Xuehai He


CPL: Counterfactual Prompt Learning for Vision and Language Models
Xuehai He | Diji Yang | Weixi Feng | Tsu-Jui Fu | Arjun Akula | Varun Jampani | Pradyumna Narayana | Sugato Basu | William Yang Wang | Xin Wang
Proceedings of the 2022 Conference on Empirical Methods in Natural Language Processing

Prompt tuning is a new few-shot transfer learning technique that only tunes the learnable prompt for pre-trained vision and language models such as CLIP. However, existing prompt tuning methods tend to learn spurious or entangled representations, which leads to poor generalization to unseen concepts.Towards non-spurious and efficient prompt learning from limited examples, this paper presents a novel Counterfactual Prompt Learning (CPL) method for vision and language models, which simultaneously employs counterfactual generation and contrastive learning in a joint optimization framework.Particularly, CPL constructs counterfactual by identifying minimal non-spurious feature change between semantically-similar positive and negative samples that causes concept change, and learns more generalizable prompt representation from both factual and counterfactual examples via contrastive learning. Extensive experiments demonstrate that CPL can obtain superior few-shot performance on different vision and language tasks than previous prompt tuning methods on CLIP. On image classification, we achieve 3.55% average relative improvement on unseen classes across seven datasets; on image-text retrieval and visual question answering, we gain up to 4.09% and 25.08% relative improvements across three few-shot scenarios on unseen test sets respectively.


Towards Visual Question Answering on Pathology Images
Xuehai He | Zhuo Cai | Wenlan Wei | Yichen Zhang | Luntian Mou | Eric Xing | Pengtao Xie
Proceedings of the 59th Annual Meeting of the Association for Computational Linguistics and the 11th International Joint Conference on Natural Language Processing (Volume 2: Short Papers)

Pathology imaging is broadly used for identifying the causes and effects of diseases or injuries. Given a pathology image, being able to answer questions about the clinical findings contained in the image is very important for medical decision making. In this paper, we aim to develop a pathological visual question answering framework to analyze pathology images and answer medical questions related to these images. To build such a framework, we create PathVQA, a VQA dataset with 32,795 questions asked from 4,998 pathology images. We also propose a three-level optimization framework which performs self-supervised pretraining and VQA finetuning end-to-end to learn powerful visual and textual representations jointly and automatically identifies and excludes noisy self-supervised examples from pretraining.
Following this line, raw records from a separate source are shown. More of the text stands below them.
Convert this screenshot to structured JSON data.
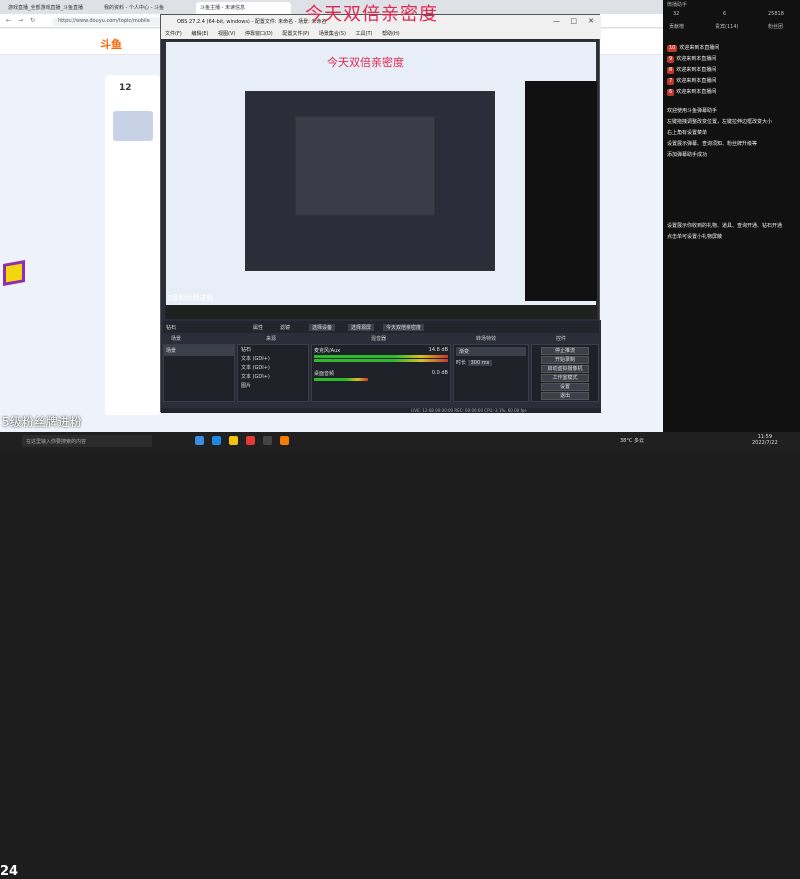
{
  "browser": {
    "tabs": [
      "游戏直播_全部游戏直播_斗鱼直播",
      "我的资料 - 个人中心 - 斗鱼",
      "斗鱼主播 - 未读信息"
    ],
    "url": "https://www.douyu.com/topic/mobile",
    "site_logo": "斗鱼",
    "card_number": "12"
  },
  "overlay": {
    "title": "今天双倍亲密度",
    "fans_banner": "5级粉丝牌进粉",
    "corner_number": "24"
  },
  "obs": {
    "title": "OBS 27.2.4 (64-bit, windows) - 配置文件: 未命名 - 场景: 未命名",
    "menu": [
      "文件(F)",
      "编辑(E)",
      "视图(V)",
      "停靠窗口(D)",
      "配置文件(P)",
      "场景集合(S)",
      "工具(T)",
      "帮助(H)"
    ],
    "preview_caption": "今天双倍亲密度",
    "preview_fans": "5级粉丝牌进粉",
    "toolbar": {
      "label": "钻石",
      "props": "属性",
      "filters": "滤镜",
      "transition_a": "选择设备",
      "transition_b": "选择源屏",
      "ext": "今天双倍亲密度"
    },
    "docks": {
      "scenes": "场景",
      "sources": "来源",
      "mixer": "混音器",
      "transitions": "转场特效",
      "controls": "控件"
    },
    "scene_item": "场景",
    "sources": [
      "钻石",
      "文本 (GDI+)",
      "文本 (GDI+)",
      "文本 (GDI+)",
      "图片"
    ],
    "mixer": [
      {
        "name": "麦克风/Aux",
        "db": "14.8 dB"
      },
      {
        "name": "桌面音频",
        "db": "0.0 dB"
      }
    ],
    "transition": {
      "type": "渐变",
      "duration_label": "时长",
      "duration": "300 ms"
    },
    "buttons": [
      "停止推流",
      "开始录制",
      "启动虚拟摄像机",
      "工作室模式",
      "设置",
      "退出"
    ],
    "status": "LIVE: 12:08  00:00:00   REC: 00:00:00   CPU: 3.1%, 60.00 fps"
  },
  "chat": {
    "header": "微播助手",
    "counts": [
      "32",
      "6",
      "25818"
    ],
    "tabs": [
      "贡献榜",
      "贵宾(114)",
      "粉丝团"
    ],
    "lines": [
      {
        "badge": "10",
        "text": "欢迎来到本直播间"
      },
      {
        "badge": "9",
        "text": "欢迎来到本直播间"
      },
      {
        "badge": "8",
        "text": "欢迎来到本直播间"
      },
      {
        "badge": "7",
        "text": "欢迎来到本直播间"
      },
      {
        "badge": "6",
        "text": "欢迎来到本直播间"
      }
    ],
    "notice": [
      "欢迎使用斗鱼弹幕助手",
      "左键拖拽调整改变位置，左键拉伸边框改变大小",
      "右上角有设置菜单",
      "设置展示弹幕、查询须知、粉丝牌升级等",
      "添加弹幕助手成功"
    ],
    "notice2": [
      "设置展示你收到的礼物、道具、查询开通、钻石开通",
      "点击单可设置小礼物屏蔽"
    ]
  },
  "taskbar": {
    "search": "在这里输入你要搜索的内容",
    "weather": "38°C 多云",
    "time": "11:59",
    "date": "2022/7/22"
  }
}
We perform experiments on our created PathVQA dataset and the results demonstrate the effectiveness of our proposed methods. The datasets and code are available at https://github.com/UCSD-AI4H/PathVQA

On the Generation of Medical Dialogs for COVID-19
Meng Zhou | Zechen Li | Bowen Tan | Guangtao Zeng | Wenmian Yang | Xuehai He | Zeqian Ju | Subrato Chakravorty | Shu Chen | Xingyi Yang | Yichen Zhang | Qingyang Wu | Zhou Yu | Kun Xu | Eric Xing | Pengtao Xie
Proceedings of the 59th Annual Meeting of the Association for Computational Linguistics and the 11th International Joint Conference on Natural Language Processing (Volume 2: Short Papers)

Under the pandemic of COVID-19, people experiencing COVID19-related symptoms have a pressing need to consult doctors. Because of the shortage of medical professionals, many people cannot receive online consultations timely. To address this problem, we aim to develop a medical dialog system that can provide COVID19-related consultations. We collected two dialog datasets – CovidDialog – (in English and Chinese respectively) containing conversations between doctors and patients about COVID-19. While the largest of their kind, these two datasets are still relatively small compared with general-domain dialog datasets. Training complex dialog generation models on small datasets bears high risk of overfitting. To alleviate overfitting, we develop a multi-task learning approach, which regularizes the data-deficient dialog generation task with a masked token prediction task. Experiments on the CovidDialog datasets demonstrate the effectiveness of our approach. We perform both human evaluation and automatic evaluation of dialogs generated by our method. Results show that the generated responses are promising in being doctor-like, relevant to conversation history, clinically informative and correct. The code and the data are available at https://github.com/UCSD-AI4H/COVID-Dialogue.